During your stay in the hospital, you may meet Hospital Aides or Health Care Assistants. Their work ensures beds are made, supplies are well stocked, and the equipment used on the ward is safely put away and ready to be used for the next patient. They are vital to the smooth running of each ward in the hospital and provide support and assistance to ensure other nurses can be effective and efficient in their care of patients.
Whilst not often seen in a hospital setting, much like GP’s, Public Health Nurses are a link between healthcare in the community and the hospital. Public Health Nurses promote health and prevent diseases, and are often involved in immunisation programs, health education, and community outreach.
Nurses who specialise in the care of individuals regarding mental health are called Psychiatric or Mental Health Nurses: These nurses assess and support patients experiencing psychiatric disorders, and have undertaken specific training to provide therapy, medication management, and emotional support.
Registered Midwives are seen in both the hospital and community. Midwives are specialised nurses in women's health, providing care during pregnancy, childbirth, and the postpartum period. They also offer gynecological and family planning services.
This is just an outline of the field of nursing, and some of the common nursing roles you will come into contact within the hospital. As nursing continues to evolve there are changing and more specialised roles emerging to meet the dynamic healthcare landscape.

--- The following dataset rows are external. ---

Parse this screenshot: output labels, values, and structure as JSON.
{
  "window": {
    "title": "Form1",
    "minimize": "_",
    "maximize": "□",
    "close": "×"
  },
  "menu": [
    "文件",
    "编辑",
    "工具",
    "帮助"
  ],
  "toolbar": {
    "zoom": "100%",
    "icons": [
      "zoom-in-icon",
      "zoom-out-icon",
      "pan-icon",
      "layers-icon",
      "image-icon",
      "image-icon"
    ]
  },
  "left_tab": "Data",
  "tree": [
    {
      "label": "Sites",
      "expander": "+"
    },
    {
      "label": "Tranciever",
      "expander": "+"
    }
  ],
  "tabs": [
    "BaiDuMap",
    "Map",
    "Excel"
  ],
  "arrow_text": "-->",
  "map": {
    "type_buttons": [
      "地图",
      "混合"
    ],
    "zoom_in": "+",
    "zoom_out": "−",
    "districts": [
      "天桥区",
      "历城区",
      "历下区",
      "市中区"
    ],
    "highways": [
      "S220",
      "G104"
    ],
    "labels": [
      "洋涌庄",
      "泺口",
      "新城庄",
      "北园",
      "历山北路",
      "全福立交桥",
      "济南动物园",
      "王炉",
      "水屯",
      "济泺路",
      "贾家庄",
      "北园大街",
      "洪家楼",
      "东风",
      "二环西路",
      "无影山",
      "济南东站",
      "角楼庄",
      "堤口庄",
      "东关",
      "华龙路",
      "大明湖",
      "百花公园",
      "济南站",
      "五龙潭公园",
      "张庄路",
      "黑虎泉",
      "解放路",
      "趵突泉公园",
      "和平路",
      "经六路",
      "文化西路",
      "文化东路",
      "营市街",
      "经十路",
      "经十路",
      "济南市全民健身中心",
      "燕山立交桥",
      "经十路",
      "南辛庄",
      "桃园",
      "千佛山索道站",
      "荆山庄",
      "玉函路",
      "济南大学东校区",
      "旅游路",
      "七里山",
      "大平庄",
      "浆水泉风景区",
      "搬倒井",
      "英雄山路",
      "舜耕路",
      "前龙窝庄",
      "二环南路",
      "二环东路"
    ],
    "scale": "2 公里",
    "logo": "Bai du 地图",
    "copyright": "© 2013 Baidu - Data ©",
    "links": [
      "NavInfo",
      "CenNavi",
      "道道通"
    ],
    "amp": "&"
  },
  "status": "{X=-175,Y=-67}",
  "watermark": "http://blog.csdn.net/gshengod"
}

Each type of nurse plays a crucial part in delivering quality patient care and there’s no doubt you will value their high level of care and contribution to your medical needs during your hospital stay whether it’s two days or two months.
Thank you to our hospital heroes!